Not since transistors replaced vacuum tubes, and the drastic reduction in battery size and current drains made headlines, has there been a time where so much has been written about batteries. But now, as we enter a new era of microbattery technology there is much to say – particularly when it comes to hearing aid batteries.
The hearing aid industry is moving “to more differentiated solutions such as rechargeable hearing aids…[R]echargeability was a focus at AAA , with most manufacturers now offering the silver-zinc battery solution from ZPower, which enables the user to recharge their hearing aid every night, with the battery lasting for about 400 charges (ie, over a year). In the medium- to long-term, we believe it is likely that most hearing aids will be rechargeable.”
Understanding Hearing Aid Batteries: Chemistry, Voltage, and Capacity
Batteries are defined by three main characteristics: chemistry, voltage, and energy or capacity.
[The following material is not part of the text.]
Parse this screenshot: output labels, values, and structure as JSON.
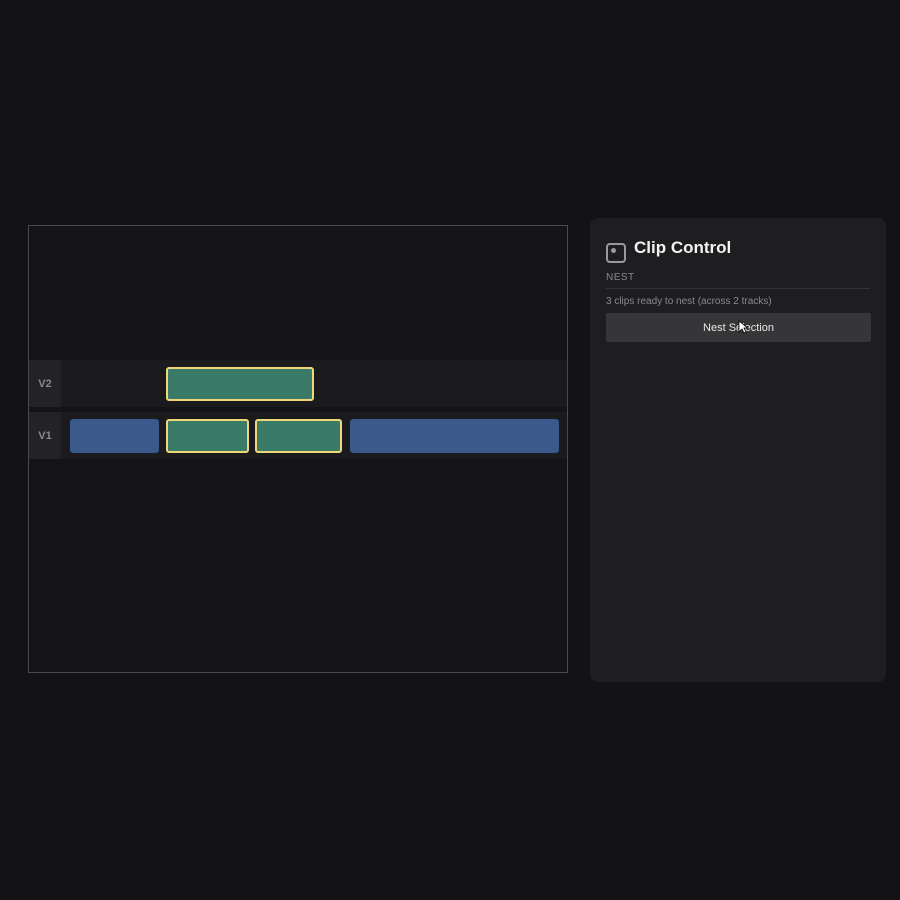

The capacity of the battery represents its specific energy and is measured in Ampere hours (Ah), or for hearing aid batteries, mAh. This is the amount of discharge current used by the battery over time. In an automobile, fuel tank capacity is the number of gallons of gas the tank can hold when it is full (eg, 20 gallons). In a car, this partially determines how far you can drive on a single tank of gas. Similarly, in a hearing aid, the battery’s capacity (eg, 160-180mAh for a 312 zinc-air or 37mAh for a 312 silver-zinc rechargeable) partially determines how long the hearing aid will operate.
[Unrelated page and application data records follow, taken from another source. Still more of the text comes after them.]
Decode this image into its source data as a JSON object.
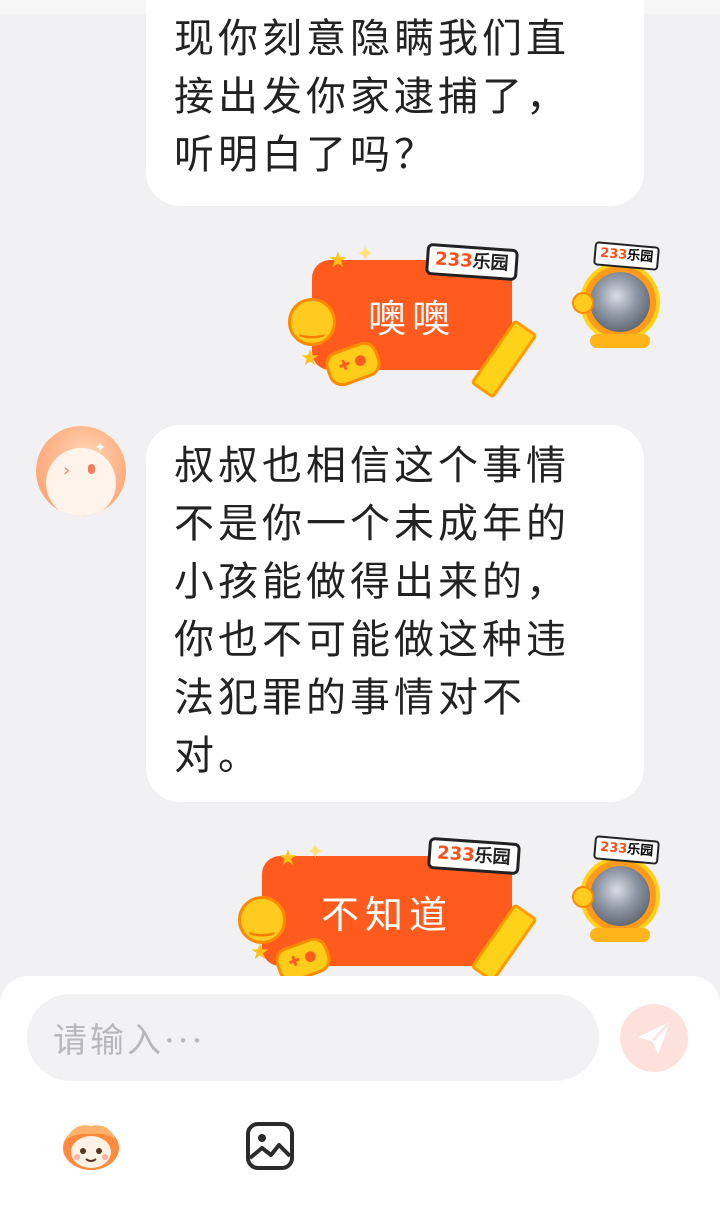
{
  "messages": [
    {
      "id": "m1",
      "from": "peer",
      "lines": [
        "现你刻意隐瞒我们直",
        "接出发你家逮捕了，",
        "听明白了吗？"
      ]
    },
    {
      "id": "m2",
      "from": "me",
      "sticker_text": "噢噢",
      "brand": "233乐园"
    },
    {
      "id": "m3",
      "from": "peer",
      "lines": [
        "叔叔也相信这个事情",
        "不是你一个未成年的",
        "小孩能做得出来的，",
        "你也不可能做这种违",
        "法犯罪的事情对不",
        "对。"
      ]
    },
    {
      "id": "m4",
      "from": "me",
      "sticker_text": "不知道",
      "brand": "233乐园"
    }
  ],
  "brand_parts": {
    "num": "233",
    "text": "乐园"
  },
  "input": {
    "placeholder": "请输入···"
  },
  "toolbar": {
    "mascot_icon": "mascot-emoji-icon",
    "image_icon": "image-icon",
    "send_icon": "send-icon"
  },
  "colors": {
    "background": "#f1f1f3",
    "bubble": "#ffffff",
    "sticker_orange": "#ff5b1f",
    "send_disabled": "#fde1dc",
    "send_icon": "#ffffff"
  }
}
Additionally, driving distance is also determined by driving habits and the mileage performance of the automobile. These contribute to the miles per gallon (MPG) used by your vehicle. Some cars may get higher MPG than others, and some drivers may have driving habits that result in better MPG than others. Hearing aids work in the same manner. Batteries have defined capacities that may vary by the chemistry or the amount of energy placed in the cell by the manufacturer. 3-5 Even though battery packaging and size may look the same, the actual battery capacity could differ quite substantially depending on the amount of energy placed in the cell by the manufacturer. Similarly, hearing aids use different algorithms to manage their features, such as noise or feedback management. Some companies and products use different streaming strategies, such as Near-Field Magnetic Induction (NFMI) or 2.4 GHz, and hearing aid consumers have different operational or wearing habits. These all contribute to different battery drain rates.
Read full article: The Changing Landscape of Hearing Aid Batteries